Thursday, July 26, 2012

Will and Character

It is often said that we are “creatures of habit.”  We speak of exercising “the will” to control or change bad habits or to develop positive habits.  I might try to will my way to a new exercise program and I may strive to lose weight.  I may want to get past an addiction like drugs, alcohol, or pornography.  I exercise my will and try to develop positive habits.  I may share this goal with others and even solicit their support.  These are good positive things it is true.  Your attempts may be sincere.  But what often happens, like in the case of alcoholism, is that we just tend to trade “isms” like we trade in a car for a different one.  “Will” is not enough.  Will is important but it is not enough. 

We must turn our hearts to who we truly are and what we may become.  We need not only understand ourselves and exercise our will; we also need to understand our social geography and our destiny.   We must have a true picture of where we came from, why we are here, and where we are going.   We must develop our character in light of this macro view and our role in the bigger picture.   

Will is important, but will does not change character.  Character changes will. 

Friday, July 6, 2012

I recently offered this advice to someone just starting out in the world of leadership.  This got me thinking, so I am developing a workshop for budding leaders focusing on Judeo-Christian leadership principles.  Given the framework of my presentation, I want two more bullet points.  

Any thoughts? 

Here is what I said to the young man:

-“Good leaders must first become good servants” Robert Greenleaf.

- Developing a mentor relationship with another leader is essential.

- Be respectful and enthusiastic in everything you do.

- Get to know yourself and your own weaknesses and do not be afraid of them.

- Gain a vision then keep your hand to the plow and your eye on the mark.

Most leaders are not hired because of what they know but because of who they are.
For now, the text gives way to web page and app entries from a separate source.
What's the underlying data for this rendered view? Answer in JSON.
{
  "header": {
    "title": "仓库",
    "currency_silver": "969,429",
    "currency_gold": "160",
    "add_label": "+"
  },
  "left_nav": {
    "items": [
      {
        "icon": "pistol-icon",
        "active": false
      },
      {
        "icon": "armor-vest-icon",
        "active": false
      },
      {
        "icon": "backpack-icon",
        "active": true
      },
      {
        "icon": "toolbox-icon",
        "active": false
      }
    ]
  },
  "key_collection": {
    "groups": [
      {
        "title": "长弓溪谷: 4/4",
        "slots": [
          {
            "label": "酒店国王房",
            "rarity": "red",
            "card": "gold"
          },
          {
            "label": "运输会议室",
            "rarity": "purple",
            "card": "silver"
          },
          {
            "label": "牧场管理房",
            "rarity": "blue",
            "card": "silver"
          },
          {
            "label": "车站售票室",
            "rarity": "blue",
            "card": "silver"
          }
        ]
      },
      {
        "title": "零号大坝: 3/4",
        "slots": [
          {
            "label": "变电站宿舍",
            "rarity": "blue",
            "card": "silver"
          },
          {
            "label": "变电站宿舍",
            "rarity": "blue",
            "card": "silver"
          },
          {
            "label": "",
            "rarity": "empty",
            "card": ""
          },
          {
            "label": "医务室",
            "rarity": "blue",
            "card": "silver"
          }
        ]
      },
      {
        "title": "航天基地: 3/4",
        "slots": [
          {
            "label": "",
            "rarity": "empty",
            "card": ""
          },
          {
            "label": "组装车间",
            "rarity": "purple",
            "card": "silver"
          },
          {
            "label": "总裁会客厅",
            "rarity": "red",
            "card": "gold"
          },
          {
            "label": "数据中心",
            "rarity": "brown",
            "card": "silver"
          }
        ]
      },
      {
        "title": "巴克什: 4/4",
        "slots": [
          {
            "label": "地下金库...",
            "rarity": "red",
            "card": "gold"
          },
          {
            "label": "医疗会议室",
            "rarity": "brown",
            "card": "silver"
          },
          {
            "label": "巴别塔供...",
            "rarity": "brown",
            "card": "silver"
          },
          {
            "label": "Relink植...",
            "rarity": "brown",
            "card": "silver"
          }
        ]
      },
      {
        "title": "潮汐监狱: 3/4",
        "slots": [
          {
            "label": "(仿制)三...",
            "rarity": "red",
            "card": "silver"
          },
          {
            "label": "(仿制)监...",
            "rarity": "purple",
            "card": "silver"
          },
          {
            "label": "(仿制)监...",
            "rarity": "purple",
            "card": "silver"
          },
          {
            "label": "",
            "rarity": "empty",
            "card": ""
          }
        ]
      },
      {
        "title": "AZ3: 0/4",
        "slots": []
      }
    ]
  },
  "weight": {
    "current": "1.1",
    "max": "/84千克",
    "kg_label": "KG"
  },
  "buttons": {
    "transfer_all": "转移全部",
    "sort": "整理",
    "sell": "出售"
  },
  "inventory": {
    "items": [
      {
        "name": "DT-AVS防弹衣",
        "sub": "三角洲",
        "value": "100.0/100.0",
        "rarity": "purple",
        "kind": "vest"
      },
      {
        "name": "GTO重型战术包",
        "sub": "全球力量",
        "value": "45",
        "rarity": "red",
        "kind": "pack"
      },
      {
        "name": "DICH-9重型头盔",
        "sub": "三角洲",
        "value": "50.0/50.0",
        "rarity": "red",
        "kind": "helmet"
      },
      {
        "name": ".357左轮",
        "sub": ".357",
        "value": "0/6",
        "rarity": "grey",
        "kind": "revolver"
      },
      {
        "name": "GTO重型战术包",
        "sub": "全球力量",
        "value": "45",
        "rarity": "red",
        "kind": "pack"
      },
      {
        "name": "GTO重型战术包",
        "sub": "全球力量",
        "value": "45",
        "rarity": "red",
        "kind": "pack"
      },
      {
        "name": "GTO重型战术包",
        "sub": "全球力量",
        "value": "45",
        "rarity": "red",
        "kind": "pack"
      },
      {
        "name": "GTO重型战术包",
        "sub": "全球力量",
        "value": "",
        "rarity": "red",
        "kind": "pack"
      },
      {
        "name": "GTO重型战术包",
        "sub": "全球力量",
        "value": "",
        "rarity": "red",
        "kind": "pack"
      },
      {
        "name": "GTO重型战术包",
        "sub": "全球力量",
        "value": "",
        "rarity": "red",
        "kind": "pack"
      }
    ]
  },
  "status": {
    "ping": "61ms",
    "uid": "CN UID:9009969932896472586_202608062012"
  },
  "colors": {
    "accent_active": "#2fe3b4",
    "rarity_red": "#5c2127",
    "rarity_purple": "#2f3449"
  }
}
If you can master these five things, you can be a good leader. Without them you will just be a manager.